Paediatricians warn of addiction among children as cannabis legalised
After Thailand removed marijuana from its list of banned narcotics on Thursday, the Royal College of Paediatricians has come up with a five-point guideline on preventing addiction among children.
“Removing cannabis from the narcotics list means people in vulnerable groups such as children can legally consume foods and products with cannabis as an ingredient. Some products may contain high levels of tetrahydrocannabinol [THC], which is a psychoactive compound and can be addictive,” the statement released on Friday by college president Prof Dr Somsak Lohlekha said.
“Cannabis can affect a child’s brain development, intelligence level, behaviour and emotional balance. It could also lead to mental disorders and schizophrenia, increase the risk of suicide and offer a gateway to other addictive substances. Continued usage will have negative effects on mental and physical health,” it went on.

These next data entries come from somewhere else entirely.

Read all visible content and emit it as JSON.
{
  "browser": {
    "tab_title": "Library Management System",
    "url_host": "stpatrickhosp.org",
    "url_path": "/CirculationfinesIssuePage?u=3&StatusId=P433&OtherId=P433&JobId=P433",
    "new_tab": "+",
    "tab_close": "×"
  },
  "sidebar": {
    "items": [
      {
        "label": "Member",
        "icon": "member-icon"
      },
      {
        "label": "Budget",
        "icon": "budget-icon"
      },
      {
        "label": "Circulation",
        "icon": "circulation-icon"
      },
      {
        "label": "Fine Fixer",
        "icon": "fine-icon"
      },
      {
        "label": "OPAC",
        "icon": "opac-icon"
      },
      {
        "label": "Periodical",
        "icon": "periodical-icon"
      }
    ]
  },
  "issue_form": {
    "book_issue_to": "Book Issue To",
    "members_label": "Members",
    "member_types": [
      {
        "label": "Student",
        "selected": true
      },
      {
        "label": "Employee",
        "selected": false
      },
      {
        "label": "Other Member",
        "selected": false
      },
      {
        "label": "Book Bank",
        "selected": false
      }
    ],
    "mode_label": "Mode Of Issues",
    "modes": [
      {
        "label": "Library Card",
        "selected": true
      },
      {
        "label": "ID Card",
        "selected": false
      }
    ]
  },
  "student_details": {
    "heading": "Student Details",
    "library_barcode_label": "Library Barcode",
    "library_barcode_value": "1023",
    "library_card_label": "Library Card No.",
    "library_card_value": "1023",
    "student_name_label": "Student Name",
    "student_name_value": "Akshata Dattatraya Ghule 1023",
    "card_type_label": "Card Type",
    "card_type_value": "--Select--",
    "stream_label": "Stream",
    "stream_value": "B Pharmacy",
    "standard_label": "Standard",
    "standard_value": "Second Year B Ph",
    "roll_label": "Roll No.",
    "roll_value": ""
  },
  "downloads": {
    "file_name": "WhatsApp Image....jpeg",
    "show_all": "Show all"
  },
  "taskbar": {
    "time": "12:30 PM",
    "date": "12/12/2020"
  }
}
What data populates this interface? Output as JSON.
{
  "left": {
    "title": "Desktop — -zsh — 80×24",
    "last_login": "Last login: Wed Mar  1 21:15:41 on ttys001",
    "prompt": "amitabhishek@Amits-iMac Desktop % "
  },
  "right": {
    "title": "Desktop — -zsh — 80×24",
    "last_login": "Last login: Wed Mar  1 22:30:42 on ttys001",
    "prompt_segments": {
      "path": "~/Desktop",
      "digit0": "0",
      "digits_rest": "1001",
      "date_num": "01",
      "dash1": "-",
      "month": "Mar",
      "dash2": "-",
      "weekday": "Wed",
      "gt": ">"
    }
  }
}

The Royal College of Paediatricians of Thailand, along with other related agencies including the Child Neurology Association, the Child and Adolescent Psychiatric Society and the Association for Developmental and Behavioural Paediatrics, came up with the following guidelines to protect children from cannabis addiction and abuse:
• Prohibit persons under 20 from consuming cannabis and its extract unless it is taken under a specialised physician’s guidance for medical purposes.
• Boost public awareness of the impact cannabis can have on child development.
• Make it mandatory that products with cannabis are not sold to persons under 20.
• Prohibit the use of cartoon characters or other means that may attract children in the advertising of products containing cannabis.
• Research must be conducted to study the impact cannabis can have on children.
“The Royal College of Paediatricians of Thailand is ready to provide accurate information and suggestions based on medical science about the impact cannabis can have on children to medical professionals and the general public,” the statement said.